WHAT IS BEING ASKED =>
Once the pictures are set aside, copy the data below exactly as it stands.

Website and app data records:
+ + + + + + +

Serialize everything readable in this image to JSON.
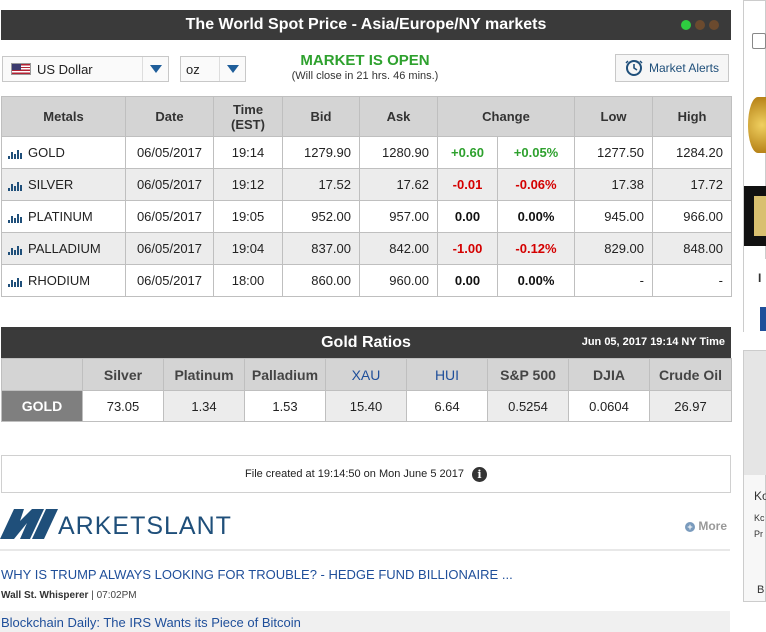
{
  "header": {
    "title": "The World Spot Price - Asia/Europe/NY markets",
    "dot_colors": [
      "#2ecc40",
      "#7a4b2a",
      "#7a4b2a"
    ]
  },
  "controls": {
    "currency": "US Dollar",
    "unit": "oz",
    "market_status": "MARKET IS OPEN",
    "market_close_note": "(Will close in 21 hrs. 46 mins.)",
    "alerts_label": "Market Alerts"
  },
  "metals_table": {
    "headers": [
      "Metals",
      "Date",
      "Time (EST)",
      "Bid",
      "Ask",
      "Change",
      "Low",
      "High"
    ],
    "time_header_line1": "Time",
    "time_header_line2": "(EST)",
    "rows": [
      {
        "metal": "GOLD",
        "date": "06/05/2017",
        "time": "19:14",
        "bid": "1279.90",
        "ask": "1280.90",
        "change": "+0.60",
        "change_pct": "+0.05%",
        "low": "1277.50",
        "high": "1284.20",
        "trend": "pos"
      },
      {
        "metal": "SILVER",
        "date": "06/05/2017",
        "time": "19:12",
        "bid": "17.52",
        "ask": "17.62",
        "change": "-0.01",
        "change_pct": "-0.06%",
        "low": "17.38",
        "high": "17.72",
        "trend": "neg"
      },
      {
        "metal": "PLATINUM",
        "date": "06/05/2017",
        "time": "19:05",
        "bid": "952.00",
        "ask": "957.00",
        "change": "0.00",
        "change_pct": "0.00%",
        "low": "945.00",
        "high": "966.00",
        "trend": "zero"
      },
      {
        "metal": "PALLADIUM",
        "date": "06/05/2017",
        "time": "19:04",
        "bid": "837.00",
        "ask": "842.00",
        "change": "-1.00",
        "change_pct": "-0.12%",
        "low": "829.00",
        "high": "848.00",
        "trend": "neg"
      },
      {
        "metal": "RHODIUM",
        "date": "06/05/2017",
        "time": "18:00",
        "bid": "860.00",
        "ask": "960.00",
        "change": "0.00",
        "change_pct": "0.00%",
        "low": "-",
        "high": "-",
        "trend": "zero"
      }
    ]
  },
  "gold_ratios": {
    "title": "Gold Ratios",
    "timestamp": "Jun 05, 2017 19:14 NY Time",
    "headers": [
      "Silver",
      "Platinum",
      "Palladium",
      "XAU",
      "HUI",
      "S&P 500",
      "DJIA",
      "Crude Oil"
    ],
    "row_label": "GOLD",
    "values": [
      "73.05",
      "1.34",
      "1.53",
      "15.40",
      "6.64",
      "0.5254",
      "0.0604",
      "26.97"
    ]
  },
  "file_info": {
    "text": "File created at 19:14:50 on Mon June 5 2017",
    "icon": "info-icon"
  },
  "marketslant": {
    "logo_text": "ARKETSLANT",
    "more_label": "More",
    "news": [
      {
        "headline": "WHY IS TRUMP ALWAYS LOOKING FOR TROUBLE? - HEDGE FUND BILLIONAIRE ...",
        "source": "Wall St. Whisperer",
        "time": "07:02PM"
      },
      {
        "headline": "Blockchain Daily: The IRS Wants its Piece of Bitcoin"
      }
    ]
  },
  "side_ads": {
    "letter_ko": "Ko",
    "letter_k": "Kc",
    "letter_p": "Pr",
    "letter_b": "B",
    "letter_i": "I"
  },
  "colors": {
    "header_bg": "#3a3a3a",
    "positive": "#2ea12e",
    "negative": "#d40000",
    "link": "#1f4f9a",
    "brand": "#1f4f7a"
  }
}
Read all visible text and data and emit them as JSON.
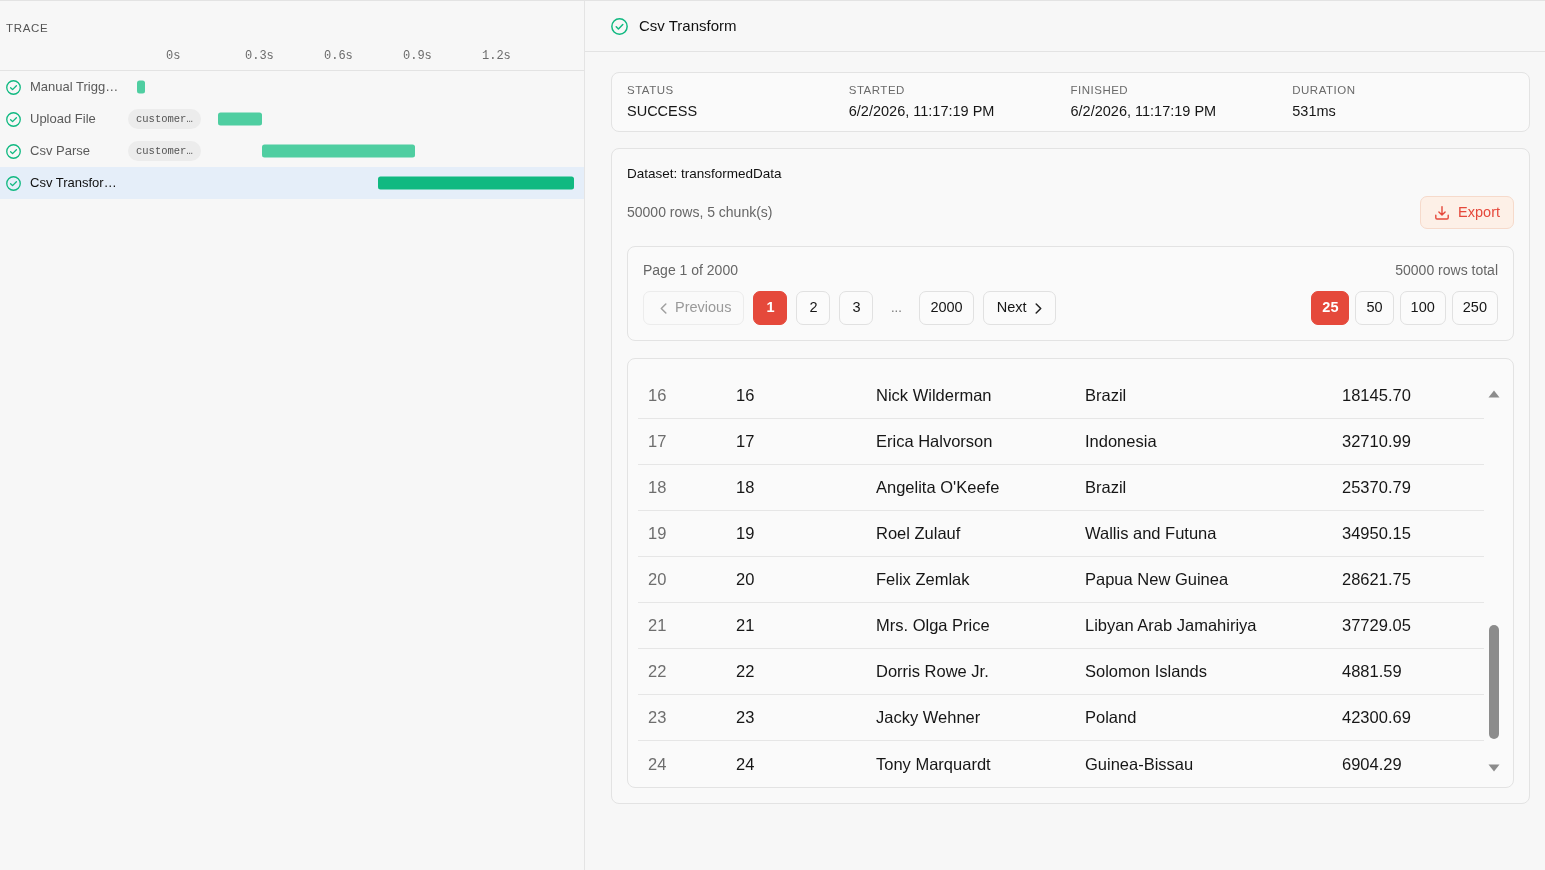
{
  "trace": {
    "title": "TRACE",
    "axis_labels": [
      "0s",
      "0.3s",
      "0.6s",
      "0.9s",
      "1.2s"
    ],
    "spans": [
      {
        "name": "Manual Trigg…",
        "success": true,
        "selected": false
      },
      {
        "name": "Upload File",
        "input": "customer…",
        "success": true,
        "selected": false
      },
      {
        "name": "Csv Parse",
        "input": "customer…",
        "success": true,
        "selected": false
      },
      {
        "name": "Csv Transfor…",
        "success": true,
        "selected": true
      }
    ]
  },
  "detail": {
    "title": "Csv Transform",
    "success": true,
    "summary": [
      {
        "label": "STATUS",
        "value": "SUCCESS"
      },
      {
        "label": "STARTED",
        "value": "6/2/2026, 11:17:19 PM"
      },
      {
        "label": "FINISHED",
        "value": "6/2/2026, 11:17:19 PM"
      },
      {
        "label": "DURATION",
        "value": "531ms"
      }
    ],
    "dataset": {
      "title": "Dataset: transformedData",
      "meta": "50000 rows, 5 chunk(s)",
      "export_button": "Export",
      "pagination": {
        "page_info": "Page 1 of 2000",
        "total_rows": "50000 rows total",
        "previous": {
          "label": "Previous",
          "disabled": true
        },
        "pages": [
          {
            "kind": "page",
            "label": "1",
            "selected": true
          },
          {
            "kind": "page",
            "label": "2",
            "selected": false
          },
          {
            "kind": "page",
            "label": "3",
            "selected": false
          },
          {
            "kind": "ellipsis",
            "label": "..."
          },
          {
            "kind": "page",
            "label": "2000",
            "selected": false
          }
        ],
        "next": {
          "label": "Next",
          "disabled": false
        },
        "page_sizes": [
          {
            "label": "25",
            "selected": true
          },
          {
            "label": "50",
            "selected": false
          },
          {
            "label": "100",
            "selected": false
          },
          {
            "label": "250",
            "selected": false
          }
        ]
      },
      "table": {
        "rows": [
          [
            "16",
            "16",
            "Nick Wilderman",
            "Brazil",
            "18145.70"
          ],
          [
            "17",
            "17",
            "Erica Halvorson",
            "Indonesia",
            "32710.99"
          ],
          [
            "18",
            "18",
            "Angelita O'Keefe",
            "Brazil",
            "25370.79"
          ],
          [
            "19",
            "19",
            "Roel Zulauf",
            "Wallis and Futuna",
            "34950.15"
          ],
          [
            "20",
            "20",
            "Felix Zemlak",
            "Papua New Guinea",
            "28621.75"
          ],
          [
            "21",
            "21",
            "Mrs. Olga Price",
            "Libyan Arab Jamahiriya",
            "37729.05"
          ],
          [
            "22",
            "22",
            "Dorris Rowe Jr.",
            "Solomon Islands",
            "4881.59"
          ],
          [
            "23",
            "23",
            "Jacky Wehner",
            "Poland",
            "42300.69"
          ],
          [
            "24",
            "24",
            "Tony Marquardt",
            "Guinea-Bissau",
            "6904.29"
          ]
        ]
      }
    }
  }
}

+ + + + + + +

WORKED SOLUTION =>
Serialize everything readable in this image to JSON.
{
  "header": {
    "title": "The World Spot Price - Asia/Europe/NY markets",
    "dot_colors": [
      "#2ecc40",
      "#7a4b2a",
      "#7a4b2a"
    ]
  },
  "controls": {
    "currency": "US Dollar",
    "unit": "oz",
    "market_status": "MARKET IS OPEN",
    "market_close_note": "(Will close in 21 hrs. 46 mins.)",
    "alerts_label": "Market Alerts"
  },
  "metals_table": {
    "headers": [
      "Metals",
      "Date",
      "Time (EST)",
      "Bid",
      "Ask",
      "Change",
      "Low",
      "High"
    ],
    "time_header_line1": "Time",
    "time_header_line2": "(EST)",
    "rows": [
      {
        "metal": "GOLD",
        "date": "06/05/2017",
        "time": "19:14",
        "bid": "1279.90",
        "ask": "1280.90",
        "change": "+0.60",
        "change_pct": "+0.05%",
        "low": "1277.50",
        "high": "1284.20",
        "trend": "pos"
      },
      {
        "metal": "SILVER",
        "date": "06/05/2017",
        "time": "19:12",
        "bid": "17.52",
        "ask": "17.62",
        "change": "-0.01",
        "change_pct": "-0.06%",
        "low": "17.38",
        "high": "17.72",
        "trend": "neg"
      },
      {
        "metal": "PLATINUM",
        "date": "06/05/2017",
        "time": "19:05",
        "bid": "952.00",
        "ask": "957.00",
        "change": "0.00",
        "change_pct": "0.00%",
        "low": "945.00",
        "high": "966.00",
        "trend": "zero"
      },
      {
        "metal": "PALLADIUM",
        "date": "06/05/2017",
        "time": "19:04",
        "bid": "837.00",
        "ask": "842.00",
        "change": "-1.00",
        "change_pct": "-0.12%",
        "low": "829.00",
        "high": "848.00",
        "trend": "neg"
      },
      {
        "metal": "RHODIUM",
        "date": "06/05/2017",
        "time": "18:00",
        "bid": "860.00",
        "ask": "960.00",
        "change": "0.00",
        "change_pct": "0.00%",
        "low": "-",
        "high": "-",
        "trend": "zero"
      }
    ]
  },
  "gold_ratios": {
    "title": "Gold Ratios",
    "timestamp": "Jun 05, 2017 19:14 NY Time",
    "headers": [
      "Silver",
      "Platinum",
      "Palladium",
      "XAU",
      "HUI",
      "S&P 500",
      "DJIA",
      "Crude Oil"
    ],
    "row_label": "GOLD",
    "values": [
      "73.05",
      "1.34",
      "1.53",
      "15.40",
      "6.64",
      "0.5254",
      "0.0604",
      "26.97"
    ]
  },
  "file_info": {
    "text": "File created at 19:14:50 on Mon June 5 2017",
    "icon": "info-icon"
  },
  "marketslant": {
    "logo_text": "ARKETSLANT",
    "more_label": "More",
    "news": [
      {
        "headline": "WHY IS TRUMP ALWAYS LOOKING FOR TROUBLE? - HEDGE FUND BILLIONAIRE ...",
        "source": "Wall St. Whisperer",
        "time": "07:02PM"
      },
      {
        "headline": "Blockchain Daily: The IRS Wants its Piece of Bitcoin"
      }
    ]
  },
  "side_ads": {
    "letter_ko": "Ko",
    "letter_k": "Kc",
    "letter_p": "Pr",
    "letter_b": "B",
    "letter_i": "I"
  },
  "colors": {
    "header_bg": "#3a3a3a",
    "positive": "#2ea12e",
    "negative": "#d40000",
    "link": "#1f4f9a",
    "brand": "#1f4f7a"
  }
}
Read all visible text and data and emit them as JSON.
{
  "trace": {
    "title": "TRACE",
    "axis_labels": [
      "0s",
      "0.3s",
      "0.6s",
      "0.9s",
      "1.2s"
    ],
    "spans": [
      {
        "name": "Manual Trigg…",
        "success": true,
        "selected": false
      },
      {
        "name": "Upload File",
        "input": "customer…",
        "success": true,
        "selected": false
      },
      {
        "name": "Csv Parse",
        "input": "customer…",
        "success": true,
        "selected": false
      },
      {
        "name": "Csv Transfor…",
        "success": true,
        "selected": true
      }
    ]
  },
  "detail": {
    "title": "Csv Transform",
    "success": true,
    "summary": [
      {
        "label": "STATUS",
        "value": "SUCCESS"
      },
      {
        "label": "STARTED",
        "value": "6/2/2026, 11:17:19 PM"
      },
      {
        "label": "FINISHED",
        "value": "6/2/2026, 11:17:19 PM"
      },
      {
        "label": "DURATION",
        "value": "531ms"
      }
    ],
    "dataset": {
      "title": "Dataset: transformedData",
      "meta": "50000 rows, 5 chunk(s)",
      "export_button": "Export",
      "pagination": {
        "page_info": "Page 1 of 2000",
        "total_rows": "50000 rows total",
        "previous": {
          "label": "Previous",
          "disabled": true
        },
        "pages": [
          {
            "kind": "page",
            "label": "1",
            "selected": true
          },
          {
            "kind": "page",
            "label": "2",
            "selected": false
          },
          {
            "kind": "page",
            "label": "3",
            "selected": false
          },
          {
            "kind": "ellipsis",
            "label": "..."
          },
          {
            "kind": "page",
            "label": "2000",
            "selected": false
          }
        ],
        "next": {
          "label": "Next",
          "disabled": false
        },
        "page_sizes": [
          {
            "label": "25",
            "selected": true
          },
          {
            "label": "50",
            "selected": false
          },
          {
            "label": "100",
            "selected": false
          },
          {
            "label": "250",
            "selected": false
          }
        ]
      },
      "table": {
        "rows": [
          [
            "16",
            "16",
            "Nick Wilderman",
            "Brazil",
            "18145.70"
          ],
          [
            "17",
            "17",
            "Erica Halvorson",
            "Indonesia",
            "32710.99"
          ],
          [
            "18",
            "18",
            "Angelita O'Keefe",
            "Brazil",
            "25370.79"
          ],
          [
            "19",
            "19",
            "Roel Zulauf",
            "Wallis and Futuna",
            "34950.15"
          ],
          [
            "20",
            "20",
            "Felix Zemlak",
            "Papua New Guinea",
            "28621.75"
          ],
          [
            "21",
            "21",
            "Mrs. Olga Price",
            "Libyan Arab Jamahiriya",
            "37729.05"
          ],
          [
            "22",
            "22",
            "Dorris Rowe Jr.",
            "Solomon Islands",
            "4881.59"
          ],
          [
            "23",
            "23",
            "Jacky Wehner",
            "Poland",
            "42300.69"
          ],
          [
            "24",
            "24",
            "Tony Marquardt",
            "Guinea-Bissau",
            "6904.29"
          ]
        ]
      }
    }
  }
}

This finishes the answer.